8. Weddings

I got married a few weeks ago. Like most grooms, I had to give a speech. And like most grooms, I tore a good deal of my hair out over what to say.

It’s easy to see why people go on Youtube, search for ‘best wedding speeches’ and start plagiarising. It’s easy to see why people spend £100 on a couple of corny cut-and-paste jokes online. It’s easy to see why people take a punt that none of their guests will have seen ‘Four Weddings and a Funeral’, and just copy Hugh Grant’s speech word-for-word. But none of those are good ideas because good wedding speeches are one-offs.

I managed to scrape something together on the day. It wasn’t ideal. I certainly didn’t feel prepared when I stood up and turned on the mic and saw 120 pairs of eyes gazing at me expectantly. But it was enough. It worked. People laughed in the right places and understood what I was saying. And the reason it all turned out OK was that I followed three rules, which will improve almost every speech you’ll ever deliver.

1.      Keep it short. My speech was five minutes. It can be longer than that, but be careful – too long and you risk going on a bit, telling stories or in-jokes that half the people in the audience don’t find remotely funny. Seven or eight minutes is a decent rule of thumb.

2.      Have light and shade. People want to laugh, but they also want you to be serious about why you’re there. They want you to reveal a bit of yourself, maybe even demonstrate a bit of vulnerability. So by all means tell that story about the time you accidentally climbed into bed with your father-in-law, but don’t forget to follow it with a story that demonstrates the close relationship you have with your partner.

3.      Commit the anecdotes to memory. It’s fine to write out the speech word-for-word and read it out. But when it comes to the anecdotes, which you might have told a million times before, try speaking off the top of your head. It sounds more natural. It allows you to connect with the audience. And even if you lose your way a bit, you know that you’re holding the full script in your hand, so you can revert back to that at any time.

The truth is that there’s no formula for a good speech, let alone a good wedding speech.

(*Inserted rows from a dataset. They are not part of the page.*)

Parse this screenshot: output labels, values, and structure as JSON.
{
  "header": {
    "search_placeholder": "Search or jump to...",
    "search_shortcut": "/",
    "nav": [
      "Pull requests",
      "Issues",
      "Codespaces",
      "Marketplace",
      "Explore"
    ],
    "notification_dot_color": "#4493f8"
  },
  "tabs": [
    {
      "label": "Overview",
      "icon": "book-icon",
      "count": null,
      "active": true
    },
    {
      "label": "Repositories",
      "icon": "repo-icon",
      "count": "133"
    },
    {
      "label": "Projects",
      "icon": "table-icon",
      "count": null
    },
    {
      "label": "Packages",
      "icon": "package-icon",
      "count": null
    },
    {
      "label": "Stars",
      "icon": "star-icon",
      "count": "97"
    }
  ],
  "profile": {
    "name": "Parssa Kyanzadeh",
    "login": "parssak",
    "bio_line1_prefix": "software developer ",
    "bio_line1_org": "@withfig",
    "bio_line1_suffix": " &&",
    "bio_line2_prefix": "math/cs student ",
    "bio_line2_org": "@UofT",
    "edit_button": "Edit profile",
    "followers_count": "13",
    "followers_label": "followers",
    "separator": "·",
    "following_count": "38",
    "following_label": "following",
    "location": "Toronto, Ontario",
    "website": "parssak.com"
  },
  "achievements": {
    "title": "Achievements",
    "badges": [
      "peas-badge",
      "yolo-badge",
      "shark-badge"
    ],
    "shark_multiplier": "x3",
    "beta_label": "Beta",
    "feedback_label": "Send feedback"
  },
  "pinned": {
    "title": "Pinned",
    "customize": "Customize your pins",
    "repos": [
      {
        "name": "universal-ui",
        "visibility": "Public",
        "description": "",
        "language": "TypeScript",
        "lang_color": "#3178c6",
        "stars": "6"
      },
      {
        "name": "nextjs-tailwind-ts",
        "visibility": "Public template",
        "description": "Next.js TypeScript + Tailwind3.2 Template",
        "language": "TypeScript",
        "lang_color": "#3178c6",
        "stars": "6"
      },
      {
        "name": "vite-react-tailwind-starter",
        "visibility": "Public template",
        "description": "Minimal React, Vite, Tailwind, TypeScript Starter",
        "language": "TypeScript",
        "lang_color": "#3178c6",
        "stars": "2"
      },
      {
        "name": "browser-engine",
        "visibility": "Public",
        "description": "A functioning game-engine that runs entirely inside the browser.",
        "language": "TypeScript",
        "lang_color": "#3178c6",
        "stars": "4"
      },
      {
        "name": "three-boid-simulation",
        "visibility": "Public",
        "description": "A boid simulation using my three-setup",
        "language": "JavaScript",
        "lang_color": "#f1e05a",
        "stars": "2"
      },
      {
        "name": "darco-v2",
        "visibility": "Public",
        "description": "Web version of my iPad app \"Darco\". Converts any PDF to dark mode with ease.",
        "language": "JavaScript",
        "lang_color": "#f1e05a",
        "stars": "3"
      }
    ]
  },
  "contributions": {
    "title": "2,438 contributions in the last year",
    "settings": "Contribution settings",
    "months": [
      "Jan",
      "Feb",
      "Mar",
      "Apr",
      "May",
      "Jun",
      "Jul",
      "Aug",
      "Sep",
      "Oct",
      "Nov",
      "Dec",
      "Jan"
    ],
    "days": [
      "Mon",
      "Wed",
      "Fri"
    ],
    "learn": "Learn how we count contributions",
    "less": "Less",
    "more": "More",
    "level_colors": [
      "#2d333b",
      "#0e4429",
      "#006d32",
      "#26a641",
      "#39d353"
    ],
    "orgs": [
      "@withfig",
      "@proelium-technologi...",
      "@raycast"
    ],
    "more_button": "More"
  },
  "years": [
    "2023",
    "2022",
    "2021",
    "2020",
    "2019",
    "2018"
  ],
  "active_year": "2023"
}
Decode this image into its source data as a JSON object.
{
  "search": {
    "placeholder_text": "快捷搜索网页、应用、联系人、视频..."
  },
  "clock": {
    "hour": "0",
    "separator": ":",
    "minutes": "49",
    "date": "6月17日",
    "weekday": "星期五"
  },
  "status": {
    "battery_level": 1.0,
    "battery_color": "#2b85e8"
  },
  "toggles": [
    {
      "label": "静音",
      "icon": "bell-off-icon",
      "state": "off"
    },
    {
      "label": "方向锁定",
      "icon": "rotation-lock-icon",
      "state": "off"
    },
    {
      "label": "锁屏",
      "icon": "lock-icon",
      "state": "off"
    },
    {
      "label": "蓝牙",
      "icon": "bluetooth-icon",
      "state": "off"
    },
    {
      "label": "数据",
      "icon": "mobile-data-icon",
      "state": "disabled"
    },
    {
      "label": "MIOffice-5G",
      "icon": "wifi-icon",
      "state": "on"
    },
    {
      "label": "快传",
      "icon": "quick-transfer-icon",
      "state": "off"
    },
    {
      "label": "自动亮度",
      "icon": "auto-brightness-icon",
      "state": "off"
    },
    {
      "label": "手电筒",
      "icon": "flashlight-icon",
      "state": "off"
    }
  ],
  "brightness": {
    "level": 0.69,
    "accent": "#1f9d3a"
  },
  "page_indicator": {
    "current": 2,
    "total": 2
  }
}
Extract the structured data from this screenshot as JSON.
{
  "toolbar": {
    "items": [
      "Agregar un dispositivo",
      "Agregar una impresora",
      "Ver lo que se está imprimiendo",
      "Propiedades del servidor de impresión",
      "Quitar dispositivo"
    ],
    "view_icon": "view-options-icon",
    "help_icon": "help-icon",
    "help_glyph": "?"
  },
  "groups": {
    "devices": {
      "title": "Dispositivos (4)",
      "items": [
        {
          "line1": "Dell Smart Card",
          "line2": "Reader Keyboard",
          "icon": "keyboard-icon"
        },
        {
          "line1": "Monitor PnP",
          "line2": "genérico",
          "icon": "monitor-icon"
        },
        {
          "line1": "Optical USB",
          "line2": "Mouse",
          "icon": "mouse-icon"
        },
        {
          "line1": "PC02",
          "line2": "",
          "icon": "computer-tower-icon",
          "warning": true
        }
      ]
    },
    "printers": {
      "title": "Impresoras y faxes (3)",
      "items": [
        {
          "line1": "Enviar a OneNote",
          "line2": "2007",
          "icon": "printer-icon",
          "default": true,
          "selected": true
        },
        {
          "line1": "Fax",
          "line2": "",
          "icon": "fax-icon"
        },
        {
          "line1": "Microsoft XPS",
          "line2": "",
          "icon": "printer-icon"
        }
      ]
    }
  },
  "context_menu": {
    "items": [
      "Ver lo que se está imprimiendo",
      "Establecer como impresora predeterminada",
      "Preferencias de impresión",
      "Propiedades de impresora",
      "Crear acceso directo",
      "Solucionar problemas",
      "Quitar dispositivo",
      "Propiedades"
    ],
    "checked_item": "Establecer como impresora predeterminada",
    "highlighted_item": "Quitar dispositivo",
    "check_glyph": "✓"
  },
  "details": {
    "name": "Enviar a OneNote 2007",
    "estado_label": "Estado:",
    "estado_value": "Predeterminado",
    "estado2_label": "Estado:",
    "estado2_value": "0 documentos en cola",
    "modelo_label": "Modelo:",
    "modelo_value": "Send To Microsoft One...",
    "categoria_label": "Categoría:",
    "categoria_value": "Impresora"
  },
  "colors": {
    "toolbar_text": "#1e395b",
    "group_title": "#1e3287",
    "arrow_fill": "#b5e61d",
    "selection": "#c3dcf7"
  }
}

But by bearing in mind these three basic principles, you’ll give yourself a great shot at writing something that’s memorable for all the right reasons.